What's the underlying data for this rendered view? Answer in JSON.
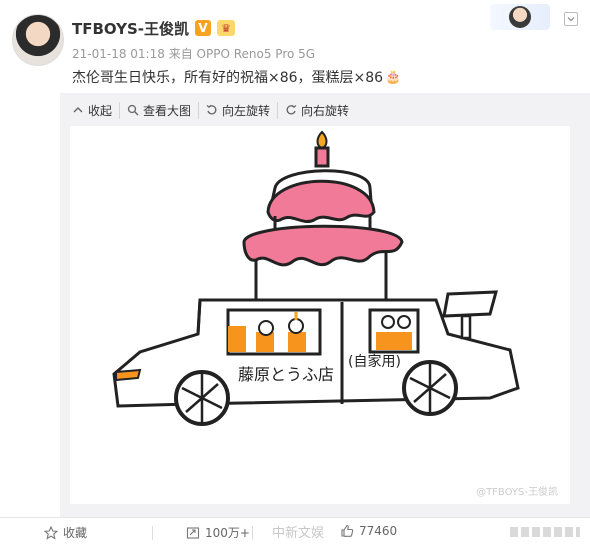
{
  "post": {
    "username": "TFBOYS-王俊凯",
    "verified_badge": "V",
    "timestamp": "21-01-18 01:18",
    "source_prefix": "来自",
    "source_device": "OPPO Reno5 Pro 5G",
    "text": "杰伦哥生日快乐，所有好的祝福×86，蛋糕层×86",
    "text_emoji": "cake-emoji"
  },
  "toolbar": {
    "collapse": "收起",
    "view_large": "查看大图",
    "rotate_left": "向左旋转",
    "rotate_right": "向右旋转"
  },
  "image": {
    "drawing_text": "藤原とうふ店",
    "drawing_text_sub": "(自家用)",
    "watermark": "@TFBOYS-王俊凯"
  },
  "footer": {
    "favorite": "收藏",
    "reposts": "100万+",
    "likes": "77460",
    "overlay_watermark": "中新文娱"
  },
  "colors": {
    "badge": "#f7a31f",
    "cake_pink": "#f07a98",
    "flame": "#f5a623",
    "window_orange": "#f7941d"
  }
}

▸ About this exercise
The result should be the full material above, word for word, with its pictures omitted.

▸ Exercise solution
What's the underlying data for this rendered view? Answer in JSON.
{
  "post": {
    "username": "TFBOYS-王俊凯",
    "verified_badge": "V",
    "timestamp": "21-01-18 01:18",
    "source_prefix": "来自",
    "source_device": "OPPO Reno5 Pro 5G",
    "text": "杰伦哥生日快乐，所有好的祝福×86，蛋糕层×86",
    "text_emoji": "cake-emoji"
  },
  "toolbar": {
    "collapse": "收起",
    "view_large": "查看大图",
    "rotate_left": "向左旋转",
    "rotate_right": "向右旋转"
  },
  "image": {
    "drawing_text": "藤原とうふ店",
    "drawing_text_sub": "(自家用)",
    "watermark": "@TFBOYS-王俊凯"
  },
  "footer": {
    "favorite": "收藏",
    "reposts": "100万+",
    "likes": "77460",
    "overlay_watermark": "中新文娱"
  },
  "colors": {
    "badge": "#f7a31f",
    "cake_pink": "#f07a98",
    "flame": "#f5a623",
    "window_orange": "#f7941d"
  }
}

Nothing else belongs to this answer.